■ **Task instructions**
Set down the material exactly, keeping every line whole.
"""
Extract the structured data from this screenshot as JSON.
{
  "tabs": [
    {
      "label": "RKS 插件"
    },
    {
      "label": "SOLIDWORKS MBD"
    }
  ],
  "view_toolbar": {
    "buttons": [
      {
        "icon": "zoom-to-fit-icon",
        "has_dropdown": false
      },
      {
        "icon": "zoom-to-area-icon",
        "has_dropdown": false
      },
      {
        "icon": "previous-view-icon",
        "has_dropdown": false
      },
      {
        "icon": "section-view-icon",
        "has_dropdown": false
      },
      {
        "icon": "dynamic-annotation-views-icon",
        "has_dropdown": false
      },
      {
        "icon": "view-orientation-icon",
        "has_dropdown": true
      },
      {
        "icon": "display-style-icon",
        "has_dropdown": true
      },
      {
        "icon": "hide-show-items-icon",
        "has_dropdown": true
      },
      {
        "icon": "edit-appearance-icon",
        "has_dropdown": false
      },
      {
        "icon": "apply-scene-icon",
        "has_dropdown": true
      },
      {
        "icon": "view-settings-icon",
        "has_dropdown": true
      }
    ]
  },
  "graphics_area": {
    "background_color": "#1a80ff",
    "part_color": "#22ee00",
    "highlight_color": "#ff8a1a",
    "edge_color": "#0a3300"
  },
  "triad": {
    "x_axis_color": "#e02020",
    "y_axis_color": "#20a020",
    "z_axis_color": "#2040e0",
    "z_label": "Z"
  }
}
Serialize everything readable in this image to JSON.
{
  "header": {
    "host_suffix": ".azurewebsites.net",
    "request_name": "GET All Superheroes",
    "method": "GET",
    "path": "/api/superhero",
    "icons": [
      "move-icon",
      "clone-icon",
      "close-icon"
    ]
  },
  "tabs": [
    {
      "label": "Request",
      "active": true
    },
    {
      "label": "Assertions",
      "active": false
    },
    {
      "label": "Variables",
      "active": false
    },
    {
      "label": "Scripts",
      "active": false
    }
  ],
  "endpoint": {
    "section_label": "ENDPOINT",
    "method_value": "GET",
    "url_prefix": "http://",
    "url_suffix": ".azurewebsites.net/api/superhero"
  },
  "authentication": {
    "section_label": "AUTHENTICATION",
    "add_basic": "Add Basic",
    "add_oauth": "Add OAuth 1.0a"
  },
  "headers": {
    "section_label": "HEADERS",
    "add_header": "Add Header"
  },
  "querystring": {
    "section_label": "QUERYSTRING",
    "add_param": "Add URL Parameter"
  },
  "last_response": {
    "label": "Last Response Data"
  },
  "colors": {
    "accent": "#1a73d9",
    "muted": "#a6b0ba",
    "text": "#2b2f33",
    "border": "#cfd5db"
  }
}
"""
■ **Result of the exercise**
Extract the structured data from this screenshot as JSON.
{
  "tabs": [
    {
      "label": "RKS 插件"
    },
    {
      "label": "SOLIDWORKS MBD"
    }
  ],
  "view_toolbar": {
    "buttons": [
      {
        "icon": "zoom-to-fit-icon",
        "has_dropdown": false
      },
      {
        "icon": "zoom-to-area-icon",
        "has_dropdown": false
      },
      {
        "icon": "previous-view-icon",
        "has_dropdown": false
      },
      {
        "icon": "section-view-icon",
        "has_dropdown": false
      },
      {
        "icon": "dynamic-annotation-views-icon",
        "has_dropdown": false
      },
      {
        "icon": "view-orientation-icon",
        "has_dropdown": true
      },
      {
        "icon": "display-style-icon",
        "has_dropdown": true
      },
      {
        "icon": "hide-show-items-icon",
        "has_dropdown": true
      },
      {
        "icon": "edit-appearance-icon",
        "has_dropdown": false
      },
      {
        "icon": "apply-scene-icon",
        "has_dropdown": true
      },
      {
        "icon": "view-settings-icon",
        "has_dropdown": true
      }
    ]
  },
  "graphics_area": {
    "background_color": "#1a80ff",
    "part_color": "#22ee00",
    "highlight_color": "#ff8a1a",
    "edge_color": "#0a3300"
  },
  "triad": {
    "x_axis_color": "#e02020",
    "y_axis_color": "#20a020",
    "z_axis_color": "#2040e0",
    "z_label": "Z"
  }
}
Serialize everything readable in this image to JSON.
{
  "header": {
    "host_suffix": ".azurewebsites.net",
    "request_name": "GET All Superheroes",
    "method": "GET",
    "path": "/api/superhero",
    "icons": [
      "move-icon",
      "clone-icon",
      "close-icon"
    ]
  },
  "tabs": [
    {
      "label": "Request",
      "active": true
    },
    {
      "label": "Assertions",
      "active": false
    },
    {
      "label": "Variables",
      "active": false
    },
    {
      "label": "Scripts",
      "active": false
    }
  ],
  "endpoint": {
    "section_label": "ENDPOINT",
    "method_value": "GET",
    "url_prefix": "http://",
    "url_suffix": ".azurewebsites.net/api/superhero"
  },
  "authentication": {
    "section_label": "AUTHENTICATION",
    "add_basic": "Add Basic",
    "add_oauth": "Add OAuth 1.0a"
  },
  "headers": {
    "section_label": "HEADERS",
    "add_header": "Add Header"
  },
  "querystring": {
    "section_label": "QUERYSTRING",
    "add_param": "Add URL Parameter"
  },
  "last_response": {
    "label": "Last Response Data"
  },
  "colors": {
    "accent": "#1a73d9",
    "muted": "#a6b0ba",
    "text": "#2b2f33",
    "border": "#cfd5db"
  }
}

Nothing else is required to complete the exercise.